== Available data ==

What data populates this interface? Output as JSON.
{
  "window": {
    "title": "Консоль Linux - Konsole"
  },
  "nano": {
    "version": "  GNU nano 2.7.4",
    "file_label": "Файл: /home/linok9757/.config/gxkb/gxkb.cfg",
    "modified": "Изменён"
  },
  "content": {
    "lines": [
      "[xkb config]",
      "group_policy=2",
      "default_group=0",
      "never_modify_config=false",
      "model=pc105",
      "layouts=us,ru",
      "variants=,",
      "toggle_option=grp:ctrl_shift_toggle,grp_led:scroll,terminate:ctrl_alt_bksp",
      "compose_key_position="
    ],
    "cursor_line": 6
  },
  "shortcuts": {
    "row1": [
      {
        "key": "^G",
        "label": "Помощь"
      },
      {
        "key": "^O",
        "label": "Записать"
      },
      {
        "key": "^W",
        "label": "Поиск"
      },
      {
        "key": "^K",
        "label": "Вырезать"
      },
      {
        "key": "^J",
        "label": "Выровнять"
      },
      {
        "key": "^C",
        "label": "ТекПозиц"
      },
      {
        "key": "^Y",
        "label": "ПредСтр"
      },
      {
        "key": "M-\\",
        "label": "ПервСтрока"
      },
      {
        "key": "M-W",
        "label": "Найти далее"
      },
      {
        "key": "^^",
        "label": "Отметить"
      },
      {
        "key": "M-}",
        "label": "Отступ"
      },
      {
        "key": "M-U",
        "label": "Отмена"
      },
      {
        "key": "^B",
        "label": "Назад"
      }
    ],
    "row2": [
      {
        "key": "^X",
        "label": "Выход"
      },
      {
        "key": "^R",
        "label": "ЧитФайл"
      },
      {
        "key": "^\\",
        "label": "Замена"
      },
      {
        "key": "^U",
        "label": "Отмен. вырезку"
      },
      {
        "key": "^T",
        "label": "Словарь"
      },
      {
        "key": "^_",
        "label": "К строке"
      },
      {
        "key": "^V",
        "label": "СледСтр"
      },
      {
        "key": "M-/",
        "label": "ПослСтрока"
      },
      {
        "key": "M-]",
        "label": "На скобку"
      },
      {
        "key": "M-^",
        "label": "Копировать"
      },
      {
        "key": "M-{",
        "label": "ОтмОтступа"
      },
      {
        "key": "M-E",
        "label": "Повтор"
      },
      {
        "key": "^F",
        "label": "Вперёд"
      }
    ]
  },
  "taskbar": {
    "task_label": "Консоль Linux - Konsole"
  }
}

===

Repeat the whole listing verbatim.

The completed task:
What data populates this interface? Output as JSON.
{
  "window": {
    "title": "Консоль Linux - Konsole"
  },
  "nano": {
    "version": "  GNU nano 2.7.4",
    "file_label": "Файл: /home/linok9757/.config/gxkb/gxkb.cfg",
    "modified": "Изменён"
  },
  "content": {
    "lines": [
      "[xkb config]",
      "group_policy=2",
      "default_group=0",
      "never_modify_config=false",
      "model=pc105",
      "layouts=us,ru",
      "variants=,",
      "toggle_option=grp:ctrl_shift_toggle,grp_led:scroll,terminate:ctrl_alt_bksp",
      "compose_key_position="
    ],
    "cursor_line": 6
  },
  "shortcuts": {
    "row1": [
      {
        "key": "^G",
        "label": "Помощь"
      },
      {
        "key": "^O",
        "label": "Записать"
      },
      {
        "key": "^W",
        "label": "Поиск"
      },
      {
        "key": "^K",
        "label": "Вырезать"
      },
      {
        "key": "^J",
        "label": "Выровнять"
      },
      {
        "key": "^C",
        "label": "ТекПозиц"
      },
      {
        "key": "^Y",
        "label": "ПредСтр"
      },
      {
        "key": "M-\\",
        "label": "ПервСтрока"
      },
      {
        "key": "M-W",
        "label": "Найти далее"
      },
      {
        "key": "^^",
        "label": "Отметить"
      },
      {
        "key": "M-}",
        "label": "Отступ"
      },
      {
        "key": "M-U",
        "label": "Отмена"
      },
      {
        "key": "^B",
        "label": "Назад"
      }
    ],
    "row2": [
      {
        "key": "^X",
        "label": "Выход"
      },
      {
        "key": "^R",
        "label": "ЧитФайл"
      },
      {
        "key": "^\\",
        "label": "Замена"
      },
      {
        "key": "^U",
        "label": "Отмен. вырезку"
      },
      {
        "key": "^T",
        "label": "Словарь"
      },
      {
        "key": "^_",
        "label": "К строке"
      },
      {
        "key": "^V",
        "label": "СледСтр"
      },
      {
        "key": "M-/",
        "label": "ПослСтрока"
      },
      {
        "key": "M-]",
        "label": "На скобку"
      },
      {
        "key": "M-^",
        "label": "Копировать"
      },
      {
        "key": "M-{",
        "label": "ОтмОтступа"
      },
      {
        "key": "M-E",
        "label": "Повтор"
      },
      {
        "key": "^F",
        "label": "Вперёд"
      }
    ]
  },
  "taskbar": {
    "task_label": "Консоль Linux - Konsole"
  }
}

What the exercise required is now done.